Amount: $163,758
Collaborators: NERS, University of Wisconsin-Madison (lead—Dr. Kaibo Liu)
Project description: Researchers will advance the capability to model, predict and control void swelling in irradiated structural components through developing engineering-informed, advanced data-driven statistical and machine learning techniques. Excess swelling not only leads to dimensional instability, but also can cause severe embrittlement of internal materials. The proposed efforts will ensure more effective regulation, aging management and license renewal.


Innovative Enhanced Automation Control Strategies for Multi-unit SMRs

NERS PI: Professor Brendan Kochunas
Amount: $720,000
Collaborators: NERS (lead), University of Tennessee, University of Wisconsin–Madison, Idaho National Laboratory, NuScale Power LLC
Project description: Researchers will develop an innovative, enhanced automation control framework for small modular reactors (SMRs) that supports control of multiple units operating in a variety of reactor core conditions. Through these enhancements, SMR technology gains improved marketability through potential deployment to a broader range of markets and can also lead to reduced operating and maintenance costs for a SMR site, increasing the overall profitability.


Design and Prototyping of Advanced Control Systems for Advanced Reactors Operating in the Future Electric Grid

NERS PI: Professor Brendan Kochunas
Amount: $100,000
Collaborators: NERS, Argonne National Laboratory (lead—Roberto Ponciroli), Kairos Power
Project description: Researchers will design and demonstrate advanced control schemes for semi-autonomous and remote operation of advanced reactors to support integrated energy systems with energy storage technologies. The research will develop a control system architecture that will integrate with future changes to the grid, including highly variable grid demand.


Development of a High Throughput Nuclear Materials Synthesis Laboratory

NERS PI: Professor Kevin Field
Amount: $166,560
Collaborators:  NERS (lead)
Project description: This project will allow for the acquisition of equipment to establish rapid materials consolidation and modification to complement the already established facilities at the University of Michigan, including the world-class Michigan Ion Beam Laboratory (MIBL). Coupling both MIBL and the proposed facility in a single research effort will result in a new end-to-end high throughput nuclear materials discovery capability in a single institution. The resulting increase in capability will serve all nuclear energy supporting universities, national laboratories, and industry.

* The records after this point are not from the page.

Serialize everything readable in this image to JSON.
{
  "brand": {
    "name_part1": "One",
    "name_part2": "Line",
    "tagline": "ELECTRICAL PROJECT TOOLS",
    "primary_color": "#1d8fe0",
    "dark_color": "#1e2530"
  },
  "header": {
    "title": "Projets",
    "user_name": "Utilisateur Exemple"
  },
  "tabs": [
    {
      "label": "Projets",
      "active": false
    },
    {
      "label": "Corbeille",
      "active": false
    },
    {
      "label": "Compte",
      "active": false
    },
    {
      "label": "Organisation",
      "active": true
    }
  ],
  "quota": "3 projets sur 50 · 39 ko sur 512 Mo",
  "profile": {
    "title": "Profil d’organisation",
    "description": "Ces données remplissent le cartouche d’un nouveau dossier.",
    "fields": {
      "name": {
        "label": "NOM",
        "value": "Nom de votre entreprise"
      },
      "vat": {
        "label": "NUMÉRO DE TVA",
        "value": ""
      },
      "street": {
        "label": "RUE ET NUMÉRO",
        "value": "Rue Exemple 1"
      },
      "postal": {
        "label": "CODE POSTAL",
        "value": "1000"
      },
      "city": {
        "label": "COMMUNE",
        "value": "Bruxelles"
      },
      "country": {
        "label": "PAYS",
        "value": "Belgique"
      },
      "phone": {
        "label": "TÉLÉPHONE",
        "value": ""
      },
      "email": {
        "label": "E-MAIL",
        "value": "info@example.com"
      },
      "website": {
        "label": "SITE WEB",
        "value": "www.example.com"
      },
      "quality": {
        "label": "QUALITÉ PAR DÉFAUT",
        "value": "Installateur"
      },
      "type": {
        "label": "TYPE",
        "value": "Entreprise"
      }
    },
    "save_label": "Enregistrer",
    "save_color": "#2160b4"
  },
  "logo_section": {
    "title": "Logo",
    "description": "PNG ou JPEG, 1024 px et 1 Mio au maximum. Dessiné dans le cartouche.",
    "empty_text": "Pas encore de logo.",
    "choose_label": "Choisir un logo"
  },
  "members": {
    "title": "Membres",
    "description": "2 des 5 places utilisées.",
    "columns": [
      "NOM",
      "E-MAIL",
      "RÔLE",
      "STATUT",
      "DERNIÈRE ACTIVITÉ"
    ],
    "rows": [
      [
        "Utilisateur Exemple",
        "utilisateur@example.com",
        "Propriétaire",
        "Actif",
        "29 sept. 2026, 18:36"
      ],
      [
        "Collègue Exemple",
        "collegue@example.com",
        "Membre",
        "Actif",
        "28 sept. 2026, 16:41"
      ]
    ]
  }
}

Portrait of Shannon Thomas


Shannon Thomas
Research Process Manager

Michigan Engineering

(734) 763-7760

1905 Cooley Bldg

  • Todd Allen

    Todd Allen

    Chair of Nuclear Engineering and Radiological Sciences

  • Adam Burak

    Assistant Research Scientist, Nuclear Engineering and Radiological Sciences

  • Kevin Field

    Kevin Field

    Professor of Nuclear Engineering and Radiological Sciences

  • Brendan Kochunas

    Brendan Kochunas

    Professor of Nuclear Engineering and Radiological Sciences

  • Annalisa Manera

    Annalisa Manera

    Professor of Nuclear Engineering and Radiological Sciences

The outside of the Ford Robotics building

U-Michigan, Ford open world-class robotics complex

The facility will accelerate the future of advanced and more equitable robotics and mobility | Medium Read